Senior Research Officer
Department of Language and Linguistics
Dr Teresa Poeta



Teresa is a Postdoctoral Researcher working on the Leverhulme Trust funded project ‘Grammatical variation in Swahili: contact, change and identity’ - a collaboration between University of Essex, Kenyatta University, SOAS and the University of Dar es Salaam. Teresa’s research focuses on Bantu languages with a special interest in Swahili and more generally on issues of language diversity and multilingualism. Before joining the University of Essex, Teresa taught Swahili undergraduate and postgraduate courses at the University of Edinburgh and curated an Africa book collection for the Fondazione Basso library in Rome. For her PhD Teresa worked on the morphosyntax-discourse interface of Swahili and Makhuwa examining the way speakers refer to participants in different types of narratives. Teresa has been studying, researching and working with the Swahili language throughout her academic path focusing on topics such as Swahili proverbs and idioms or the use of applicatives in spoken and written Swahili. During her time at SOAS Teresa co-founded and acted as Outreach Programme Coordinator (until 2017) of; a project that aims at raising awareness of language diversity and promoting the value of multilingualism.
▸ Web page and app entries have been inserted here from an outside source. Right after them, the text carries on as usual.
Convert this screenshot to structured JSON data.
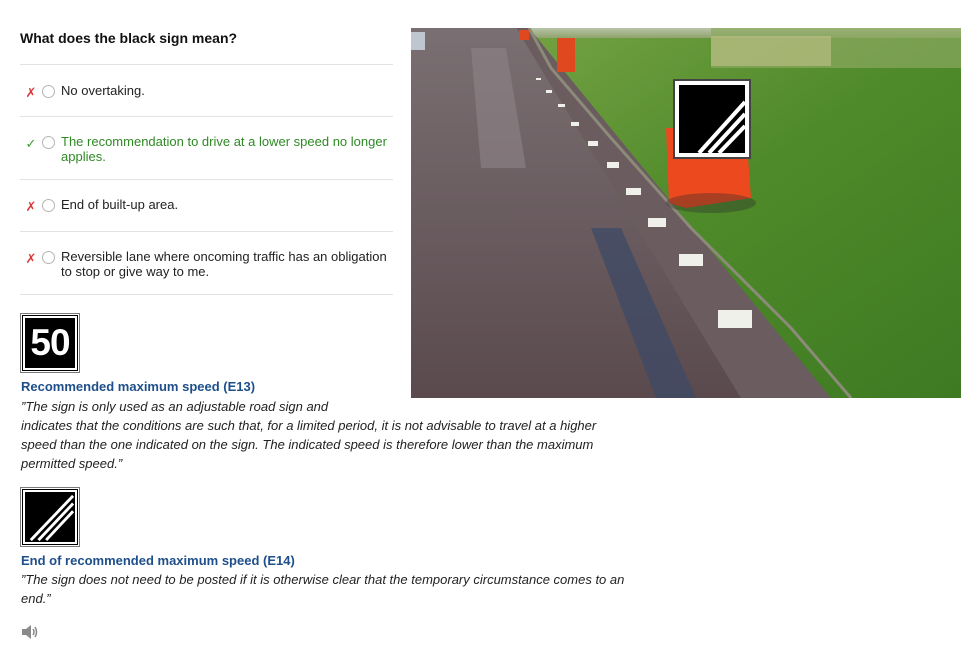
{
  "question": "What does the black sign mean?",
  "answers": [
    {
      "mark": "✗",
      "status": "wrong",
      "text": "No overtaking."
    },
    {
      "mark": "✓",
      "status": "correct",
      "text": "The recommendation to drive at a lower speed no longer applies."
    },
    {
      "mark": "✗",
      "status": "wrong",
      "text": "End of built-up area."
    },
    {
      "mark": "✗",
      "status": "wrong",
      "text": "Reversible lane where oncoming traffic has an obligation to stop or give way to me."
    }
  ],
  "signs": [
    {
      "icon_text": "50",
      "title": "Recommended maximum speed (E13)",
      "description_line1": "”The sign is only used as an adjustable road sign and",
      "description_line2": "indicates that the conditions are such that, for a limited period, it is not advisable to travel at a higher speed than the one indicated on the sign. The indicated speed is therefore lower than the maximum permitted speed.”"
    },
    {
      "title": "End of recommended maximum speed (E14)",
      "description": "”The sign does not need to be posted if it is otherwise clear that the temporary circumstance comes to an end.”"
    }
  ],
  "colors": {
    "correct": "#2f8a24",
    "wrong": "#d93a3a",
    "title": "#1e4f8a"
  },
  "icons": {
    "audio": "speaker-icon",
    "photo": "road-photo"
  }
}
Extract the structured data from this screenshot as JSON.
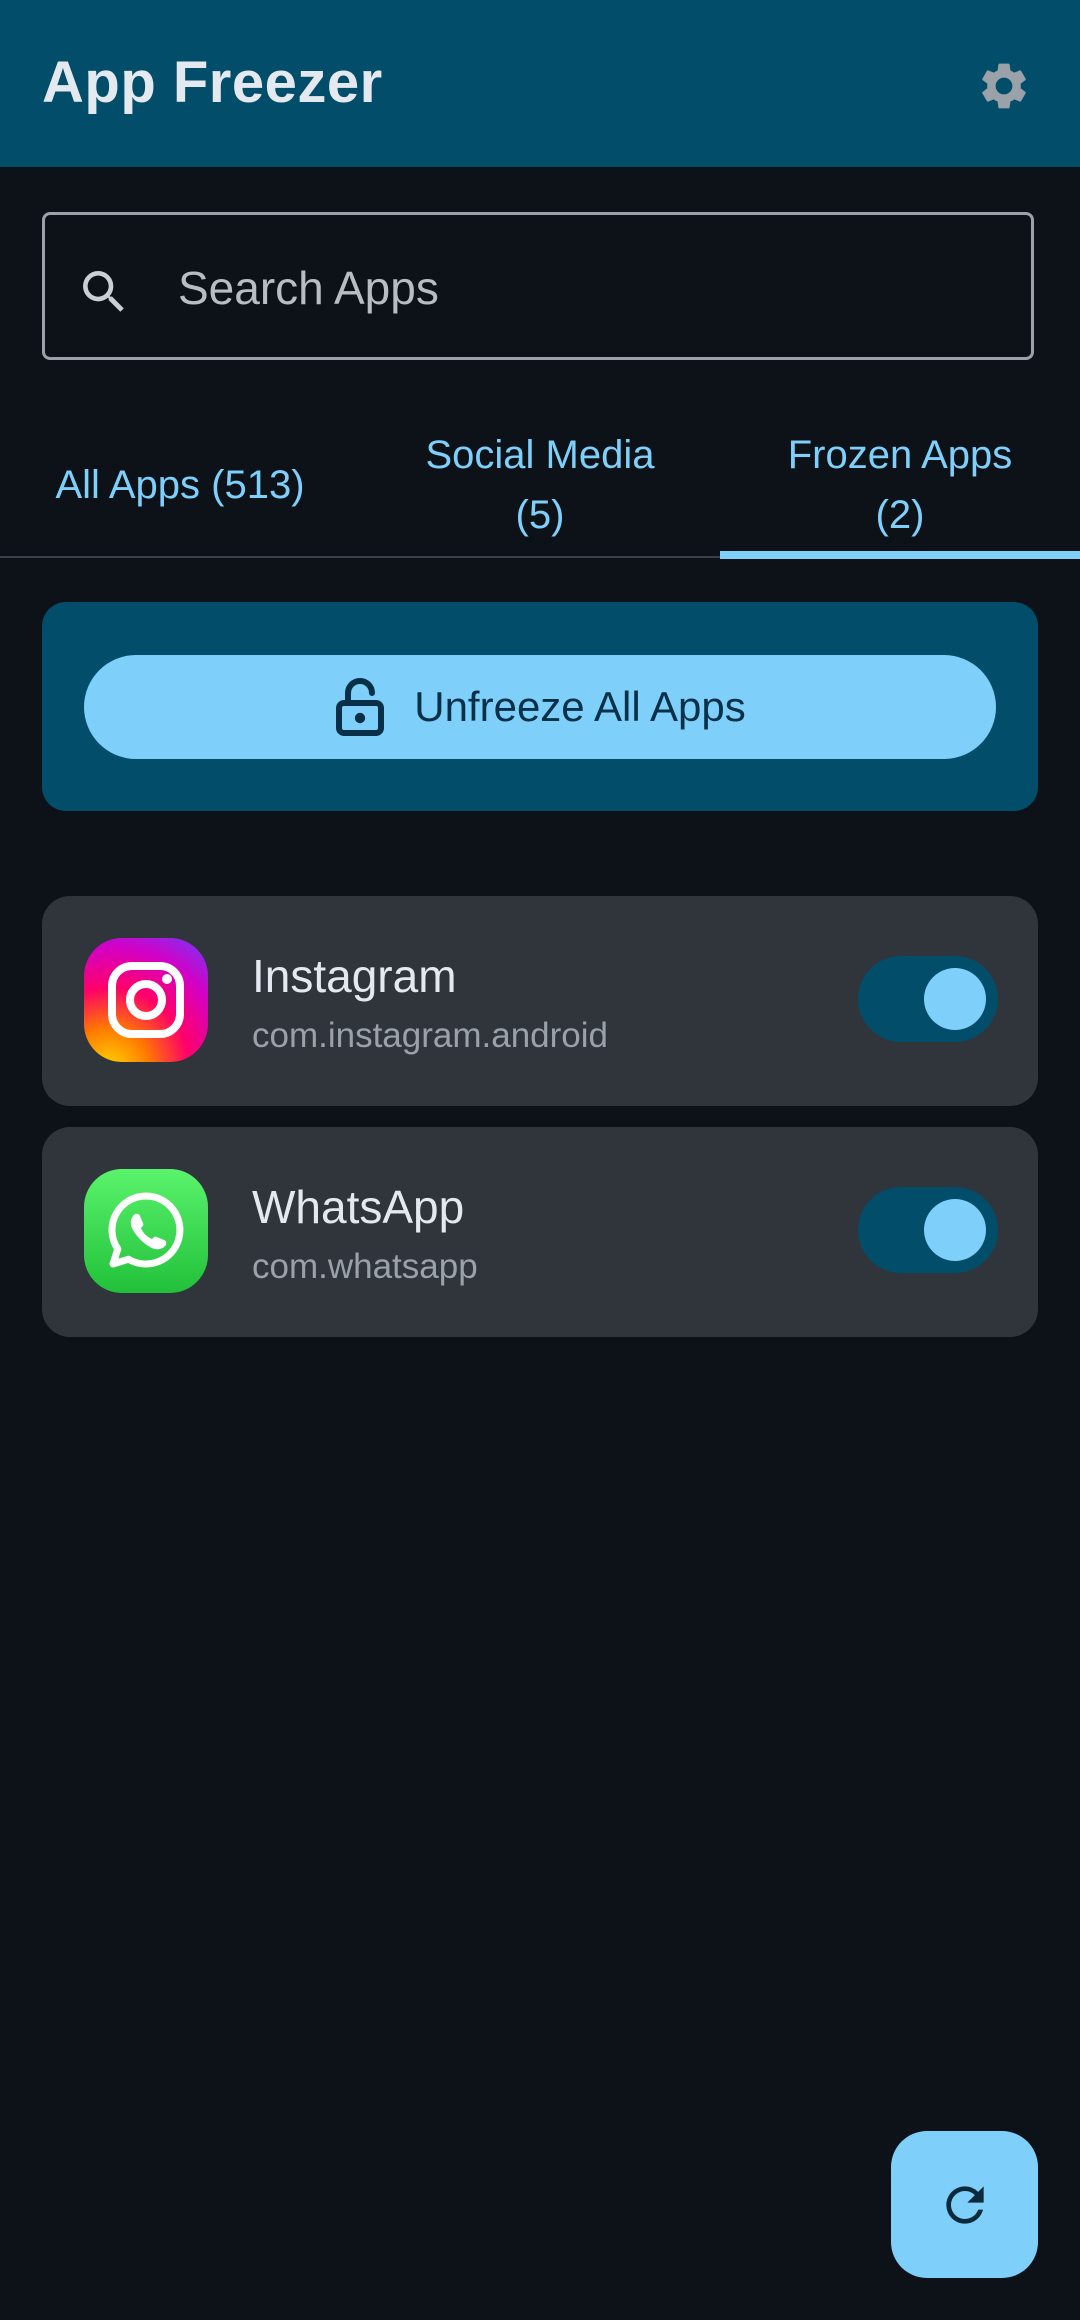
{
  "app_bar": {
    "title": "App Freezer",
    "settings_icon": "gear-icon"
  },
  "search": {
    "placeholder": "Search Apps",
    "value": "",
    "icon": "search-icon"
  },
  "tabs": [
    {
      "line1": "All Apps (513)",
      "line2": "",
      "selected": false
    },
    {
      "line1": "Social Media",
      "line2": "(5)",
      "selected": false
    },
    {
      "line1": "Frozen Apps",
      "line2": "(2)",
      "selected": true
    }
  ],
  "banner": {
    "button_label": "Unfreeze All Apps",
    "button_icon": "lock-open-icon"
  },
  "apps": [
    {
      "name": "Instagram",
      "package": "com.instagram.android",
      "icon": "instagram-icon",
      "frozen": true
    },
    {
      "name": "WhatsApp",
      "package": "com.whatsapp",
      "icon": "whatsapp-icon",
      "frozen": true
    }
  ],
  "fab": {
    "icon": "refresh-icon"
  },
  "colors": {
    "background": "#0c1218",
    "app_bar": "#024d6a",
    "accent": "#7ecff9",
    "card": "#30353c",
    "text_primary": "#e4e9ef",
    "text_secondary": "#9aa1a8"
  }
}
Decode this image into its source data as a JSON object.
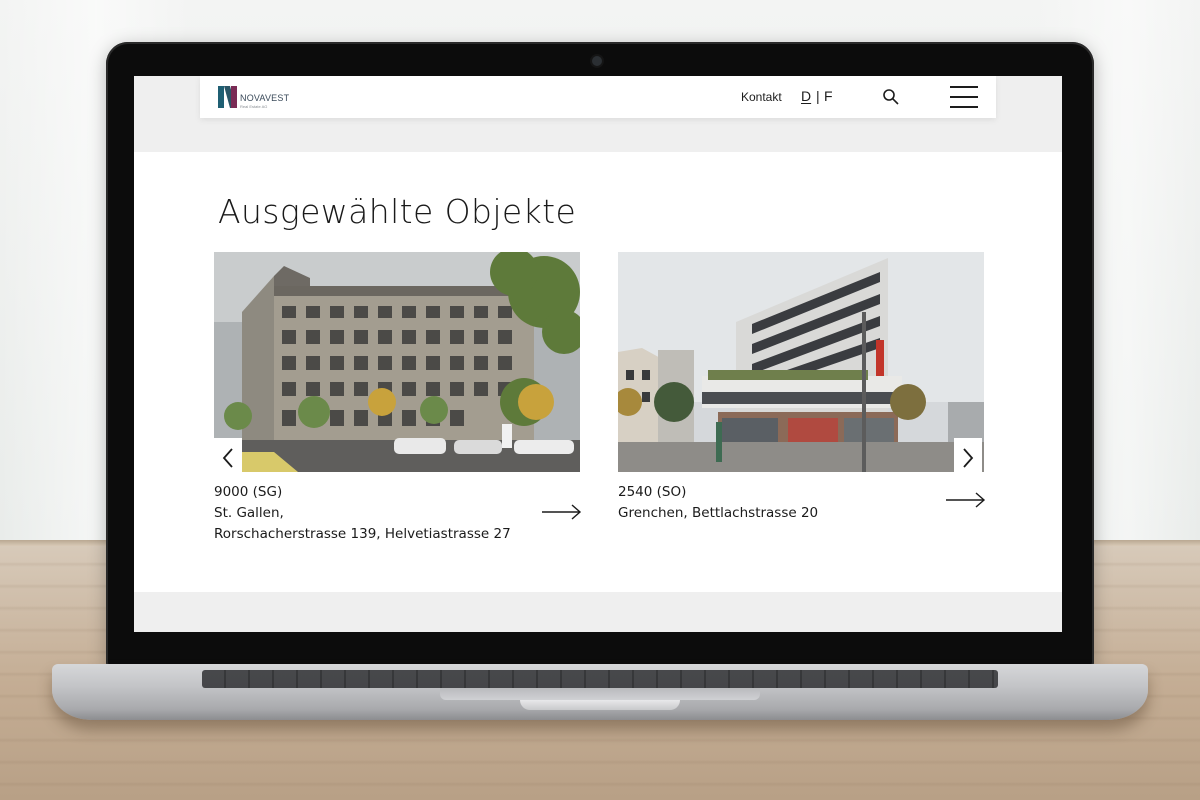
{
  "brand": {
    "name": "NOVAVEST",
    "tagline": "Real Estate AG",
    "colors": {
      "mark_left": "#1f5f73",
      "mark_right": "#7a2b55"
    }
  },
  "header": {
    "nav_contact": "Kontakt",
    "lang_active": "D",
    "lang_separator": "|",
    "lang_other": "F",
    "search_icon": "search-icon",
    "menu_icon": "hamburger-menu-icon"
  },
  "main": {
    "title": "Ausgewählte Objekte",
    "objects": [
      {
        "zip": "9000 (SG)",
        "line2": "St. Gallen,",
        "line3": "Rorschacherstrasse 139, Helvetiastrasse 27",
        "arrow_icon": "arrow-right-icon"
      },
      {
        "zip": "2540 (SO)",
        "line2": "Grenchen, Bettlachstrasse 20",
        "arrow_icon": "arrow-right-icon"
      }
    ],
    "slider_prev_icon": "chevron-left-icon",
    "slider_next_icon": "chevron-right-icon"
  }
}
  • PhD Linguistics School of Oriental and African Studies,

  • MA Linguistics School of Oriental and African Studies,

  • BA African Language and Culture School of Oriental and African Studies,


Other academic

  • Teaching Fellow in Swahili, University of Edinburgh (4/9/2017 - 27/8/2021)

Research and professional activities

Research interests

Bantu Languages

Key words: Bantu Languages


Key words: morphosyntax


Key words: Swahili


Language Variation

Key words: Language Variation


Key words: dialectology


Key words: sociolinguistics

Teaching and supervision

Current teaching responsibilities

  • Syntax: The Structure of Sentences (LG212)

  • Linguistics in Action (LG119)


Conferences (1)

Poeta, T., (2014). The discourse function of object marking in Swahili and Makhuwa narratives



Colchester Campus